I've written about the healthy aspects of chocolate: to fight cardiovascular disease, lower risk for cancer, help the liver, aid digestion and as a diet food. But now Science News reports that German researchers have shown that dark chocolate can fight skin cancer.
It's a small clinical trial of just 24 women who added cocoa to their breakfast everyday for 3 months. Half the women drank hot cocoa containing a big dose of flavonoids (natural plant-based antioxidants that are said to prevent heart attacks). Remaining volunteers got cocoa that had little of the flavonoids. Read the full story, but basically the outcome is that the women getting the abundant flavonoids had skin that was 11 % smoother and 13% moister with reduced reddening in response to UV light--total: by 25% than that of the other women.
Researchers are unclear about the exact mechanism for most of the skin benefits, but suspect that improved blood circulation is more than likely a factor. The skin, as with all other bodily tissues, depends on healthy blood flow.
Flavonoids help protect the skin via a twofold process—they absorb UV light that can damage skin, and they act as antioxidants, scavenging the damaging oxidants UV light creates.

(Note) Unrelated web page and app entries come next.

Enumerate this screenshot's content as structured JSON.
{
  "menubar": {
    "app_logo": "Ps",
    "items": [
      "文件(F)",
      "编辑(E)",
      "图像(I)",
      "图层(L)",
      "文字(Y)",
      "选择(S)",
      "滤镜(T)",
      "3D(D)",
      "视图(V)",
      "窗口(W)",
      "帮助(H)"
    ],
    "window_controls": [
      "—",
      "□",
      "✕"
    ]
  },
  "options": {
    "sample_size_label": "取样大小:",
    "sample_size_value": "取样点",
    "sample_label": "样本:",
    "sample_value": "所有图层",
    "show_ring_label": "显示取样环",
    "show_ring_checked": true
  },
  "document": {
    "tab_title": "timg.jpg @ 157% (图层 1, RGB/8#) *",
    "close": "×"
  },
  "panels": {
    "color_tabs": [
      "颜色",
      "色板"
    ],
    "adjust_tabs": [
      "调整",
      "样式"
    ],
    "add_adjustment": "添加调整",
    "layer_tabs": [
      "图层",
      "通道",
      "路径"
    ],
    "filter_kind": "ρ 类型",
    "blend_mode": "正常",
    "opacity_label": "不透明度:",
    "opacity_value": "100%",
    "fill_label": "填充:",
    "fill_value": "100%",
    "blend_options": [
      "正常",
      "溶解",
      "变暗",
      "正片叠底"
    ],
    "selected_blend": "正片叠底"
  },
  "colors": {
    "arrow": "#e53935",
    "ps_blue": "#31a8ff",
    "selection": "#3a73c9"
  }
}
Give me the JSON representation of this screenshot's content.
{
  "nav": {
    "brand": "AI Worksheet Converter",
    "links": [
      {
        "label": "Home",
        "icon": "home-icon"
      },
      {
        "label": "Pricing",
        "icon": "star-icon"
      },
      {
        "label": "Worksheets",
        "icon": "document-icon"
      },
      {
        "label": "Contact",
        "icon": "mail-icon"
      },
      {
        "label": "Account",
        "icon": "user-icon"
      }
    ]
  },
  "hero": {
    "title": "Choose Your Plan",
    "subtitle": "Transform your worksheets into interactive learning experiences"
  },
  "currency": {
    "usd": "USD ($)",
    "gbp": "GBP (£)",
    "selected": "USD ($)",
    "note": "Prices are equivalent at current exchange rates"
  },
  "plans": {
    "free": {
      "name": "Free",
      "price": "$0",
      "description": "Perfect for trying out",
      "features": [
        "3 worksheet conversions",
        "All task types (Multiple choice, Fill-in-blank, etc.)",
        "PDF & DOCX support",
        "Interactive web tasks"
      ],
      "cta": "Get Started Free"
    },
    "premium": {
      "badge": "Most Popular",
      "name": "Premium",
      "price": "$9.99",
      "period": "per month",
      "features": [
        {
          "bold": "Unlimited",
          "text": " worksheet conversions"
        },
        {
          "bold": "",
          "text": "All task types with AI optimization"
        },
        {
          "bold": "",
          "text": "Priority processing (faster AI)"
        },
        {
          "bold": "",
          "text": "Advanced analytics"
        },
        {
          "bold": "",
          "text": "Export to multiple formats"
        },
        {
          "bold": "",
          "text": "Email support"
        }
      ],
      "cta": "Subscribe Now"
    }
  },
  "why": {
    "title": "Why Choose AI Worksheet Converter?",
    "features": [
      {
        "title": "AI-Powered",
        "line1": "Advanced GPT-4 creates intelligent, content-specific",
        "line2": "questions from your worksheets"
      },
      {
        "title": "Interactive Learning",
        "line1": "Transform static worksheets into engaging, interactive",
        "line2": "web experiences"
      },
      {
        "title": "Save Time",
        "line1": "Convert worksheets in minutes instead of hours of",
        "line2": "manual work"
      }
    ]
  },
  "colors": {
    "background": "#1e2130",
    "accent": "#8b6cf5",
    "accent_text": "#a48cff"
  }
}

Some flavonoids also have been found to inhibit the inflammatory process (skin reddening) involved in sun-damaged skin.
Other foods that add ultraviolet defense are tomatoes, pomegranates, salmon and green tea.
Rx: Don't give up your sunscreen, but add dark chocolate hot cocoa every morning.